Residents in Dupont Circle are opposing the Phillips Collection’s plans to expand its facilities while supporting its purpose to preserve and display works of fine art.
The proposed 39,000-square-foot center would increase the Northwest art museum’s square footage by 70 percent, adding a 60-seat cafe and 255-seat auditorium. To make room for the center, the gallery would need to buy an adjacent 15-unit apartment building and demolish it.
Some residents fear buses, valet parking, catering trucks and other vehicles would further clog narrow streets and alleys and add to the nighttime din.
“Most of us are members,” said Vincent Hurteau, one of the community leaders engaged in a war of words with the gallery that houses works by Vincent van Gogh and Georgia O’Keeffe.
“We love the art,” Mr. Hurteau added. “It’s not the art that we’re opposed to.”
The Dupont Circle Citizens Association and Advisory Neighborhood Commission 2B want the city to preserve the character of their community and halt the museum’s plans to build the Center for the Study and Appreciation of Modern Art.
Residents will testify on the issue today when gallery officials appear before the D.C. Bureau of Zoning Adjustment.
The residents argue the changes would “destabilize” the neighborhood’s residential character and insist those who would be displaced by the expansion are the same young professionals the city has been trying to lure for years.
If the gallery wins the right to expand, corporations would be able to rent some of the new space for receptions and dinners, as they do now, but with greater capacity. The museum would be able to accommodate 500 people at a cocktail reception and 350 at a sit-down dinner.
Gallery officials tout the expansion at 1600 21st Street NW as “a place where carefully selected scholars, teachers and artists, as well as the general public, are welcomed and encouraged to participate in the dialogue about modern art.”
But the residents who united after one of their own literally hugged a tree on 21st Street NW last year to prevent crews from chopping it down are well organized in their opposition, having gone so far as to hire a public relations firm to spread word of their cause.
Last night, they barraged Mayor Anthony A. Williams with complaints during a citizens association meeting at St. Thomas’ Parish on Church Street NW.
Mr. Williams said he has no right to stop the construction but said he will meet with neighborhood representatives to hear their concerns.
“We can try to negotiate differences. We can try to honor neighborhood interests,” he said. “One thing I cannot do is, if somebody has the right to build something in the zoning law, I cannot, as mayor, say ‘You are not going to do this.’ ”
The city is trying to find a balance, said Andrew Altman, the mayor’s planning chief, on issues such as type of events, number of events and parking.
“What we’re trying to do is listen to what all the concerns are,” he said.

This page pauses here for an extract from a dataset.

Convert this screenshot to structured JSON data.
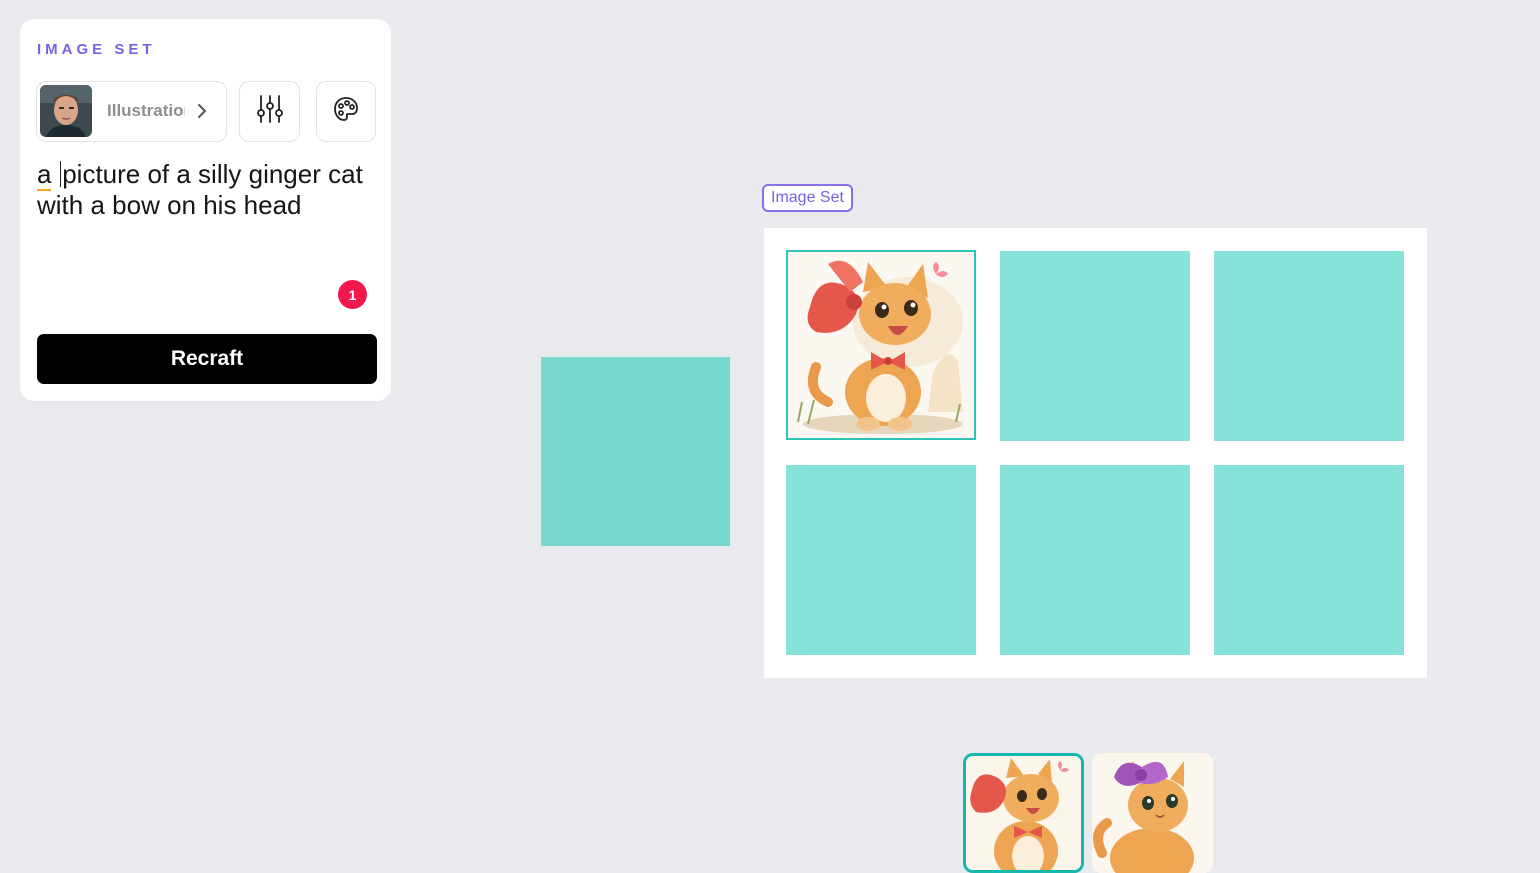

D.C. Council member Jack Evans, Ward 2 Democrat, expressed his support for the citizens association through a representative at last night’s meeting. “He’s very aligned with the community,” said Evans spokeswoman June Hirsh. “He believes it’s a fragile neighborhood.”
The Center for the Study and Appreciation of Modern Art “renews the museum’s emphasis on the educational mission of the museum,” according to a Phillips statement.
The center would provide teacher training and create electronic-based forms of sharing the art collection with the D.C. school system, gallery spokeswoman Lynn Rossotti said in the statement.
“We feel there is a misconception… . Our long-term vision is education,” Thora Colot, director of marketing and retail operations for the gallery, told the assembled residents last night. “We’re doing everything in our power to work with the neighborhood.”
To which one man in the audience screamed, “That’s nonsense.”
Conservation and storage facilities would be improved and enlarged under the expansion plan, and the library would be upgraded.
The cafe and auditorium would replace the existing cafe in the museum basement and the need to rent auditorium space in the nearby Cosmos Club.
“Neither proposed amenity is intended to increase traffic to the museum, but rather increase the quality of service offered to its visitors,” Miss Rossotti said in the statement.
An underground parking garage is in the plans to handle the majority of nighttime parking for gallery events and daytime employee parking.
The Phillips Collection expanded in 1960, 1984 and 1989.
Philanthropist Duncan Phillips, desiring to create what he called “a small, intimate museum,” housed his collection in his home on 21st Street, which in 1921 became the Phillips Memorial Art Gallery and since 1961 has been known simply as the Phillips Collection.
“He never envisioned a humongous museum stretching halfway up the block,” said 25-year neighbor Morton J. Schussheim.